Task description: Please repeat the listing exactly, with every line intact.

Data to use:
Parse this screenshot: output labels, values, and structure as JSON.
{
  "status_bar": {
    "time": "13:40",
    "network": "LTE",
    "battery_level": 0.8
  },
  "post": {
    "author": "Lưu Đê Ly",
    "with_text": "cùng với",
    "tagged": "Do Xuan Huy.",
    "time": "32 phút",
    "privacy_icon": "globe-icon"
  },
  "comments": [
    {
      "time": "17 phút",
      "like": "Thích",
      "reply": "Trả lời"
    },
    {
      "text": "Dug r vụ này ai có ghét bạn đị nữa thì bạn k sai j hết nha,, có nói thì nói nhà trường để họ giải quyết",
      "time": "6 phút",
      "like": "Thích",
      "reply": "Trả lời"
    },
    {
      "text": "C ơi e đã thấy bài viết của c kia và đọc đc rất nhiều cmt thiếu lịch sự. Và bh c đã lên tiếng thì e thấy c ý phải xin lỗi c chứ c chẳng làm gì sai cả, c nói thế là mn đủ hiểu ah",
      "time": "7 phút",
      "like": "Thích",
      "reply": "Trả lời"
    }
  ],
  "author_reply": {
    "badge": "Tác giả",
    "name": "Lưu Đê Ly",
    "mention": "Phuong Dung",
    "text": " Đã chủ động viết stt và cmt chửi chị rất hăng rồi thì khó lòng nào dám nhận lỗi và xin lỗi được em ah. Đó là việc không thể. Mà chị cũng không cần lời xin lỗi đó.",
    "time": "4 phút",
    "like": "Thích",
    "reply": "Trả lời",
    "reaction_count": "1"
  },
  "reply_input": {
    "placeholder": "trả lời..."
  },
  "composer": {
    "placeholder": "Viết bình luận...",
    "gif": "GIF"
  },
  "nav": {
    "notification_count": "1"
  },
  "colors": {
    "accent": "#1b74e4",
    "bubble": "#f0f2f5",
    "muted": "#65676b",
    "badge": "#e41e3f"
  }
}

Exercise answer:
Parse this screenshot: output labels, values, and structure as JSON.
{
  "status_bar": {
    "time": "13:40",
    "network": "LTE",
    "battery_level": 0.8
  },
  "post": {
    "author": "Lưu Đê Ly",
    "with_text": "cùng với",
    "tagged": "Do Xuan Huy.",
    "time": "32 phút",
    "privacy_icon": "globe-icon"
  },
  "comments": [
    {
      "time": "17 phút",
      "like": "Thích",
      "reply": "Trả lời"
    },
    {
      "text": "Dug r vụ này ai có ghét bạn đị nữa thì bạn k sai j hết nha,, có nói thì nói nhà trường để họ giải quyết",
      "time": "6 phút",
      "like": "Thích",
      "reply": "Trả lời"
    },
    {
      "text": "C ơi e đã thấy bài viết của c kia và đọc đc rất nhiều cmt thiếu lịch sự. Và bh c đã lên tiếng thì e thấy c ý phải xin lỗi c chứ c chẳng làm gì sai cả, c nói thế là mn đủ hiểu ah",
      "time": "7 phút",
      "like": "Thích",
      "reply": "Trả lời"
    }
  ],
  "author_reply": {
    "badge": "Tác giả",
    "name": "Lưu Đê Ly",
    "mention": "Phuong Dung",
    "text": " Đã chủ động viết stt và cmt chửi chị rất hăng rồi thì khó lòng nào dám nhận lỗi và xin lỗi được em ah. Đó là việc không thể. Mà chị cũng không cần lời xin lỗi đó.",
    "time": "4 phút",
    "like": "Thích",
    "reply": "Trả lời",
    "reaction_count": "1"
  },
  "reply_input": {
    "placeholder": "trả lời..."
  },
  "composer": {
    "placeholder": "Viết bình luận...",
    "gif": "GIF"
  },
  "nav": {
    "notification_count": "1"
  },
  "colors": {
    "accent": "#1b74e4",
    "bubble": "#f0f2f5",
    "muted": "#65676b",
    "badge": "#e41e3f"
  }
}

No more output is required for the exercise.